Use of online blood volume and blood temperature monitoring during haemodialysis in critically ill patients with acute kidney injury: a single-centre randomized controlled trial.Nephrol Dial Transplant. 2013 Feb; 28(2):430-7.ND
Little is known about the clinical impact on cardiovascular stability during intermittent haemodialysis (IHD) for acute kidney injury (AKI) of online monitoring devices that control blood volume (BV) and blood temperature in the intensive care unit (ICU) setting. We compared different dialysis treatment modalities with or without these new systems among critically ill patients requiring IHD.
In a prospective single-centre three-arm randomized controlled trial, 600 dialysis sessions in 74 consecutive AKI critically ill patients were involved to assess intradialytic hypotension. Standard dialysis therapy with constant ultrafiltration (UF) rate, cool dialysate and high sodium conductivity (Treatment A) was compared to regimens with adjunctive interventions including BV control (Treatment B) and the combination of BV and active blood temperature control (Treatment C). Each dialysis session was randomly assigned to one of the three treatment arms and served as statistical unit.

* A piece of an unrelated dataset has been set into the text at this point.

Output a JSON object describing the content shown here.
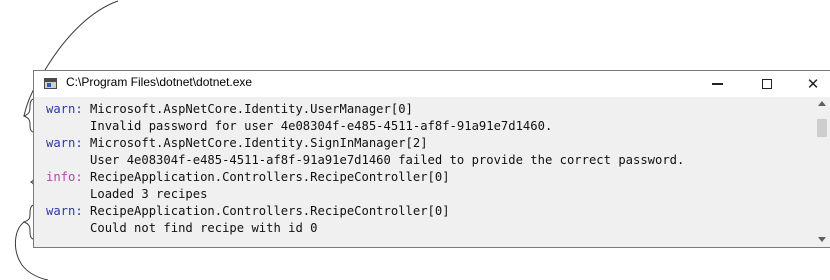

Five hundred and seventy-two dialysis sessions were analysed (188, 190 and 194 in Treatments A, B and C, respectively). Hypotension occurred in 16.6% treatments, with similar rates among the arms. Haemodynamic parameters and dialysis-related complications did not differ between therapies. Based on generalized estimating equation adjusted to dialysate sodium conductivity, higher Sequential Organ Failure Assessment the day of dialysis session, the need for vasopressors and lower systolic blood pressure at the onset of the session were identified as independent predictors of hypotensive episodes, whereas regimens containing the new online monitors were not.
These results suggest that both actively controlled body temperature and UF profiled by online monitoring systems have no significant impact on the incidence of intradialytic hypotension in the ICU setting. Further research is needed before the use of these new sophisticated automatic methods can be applied routinely to the ICU setting.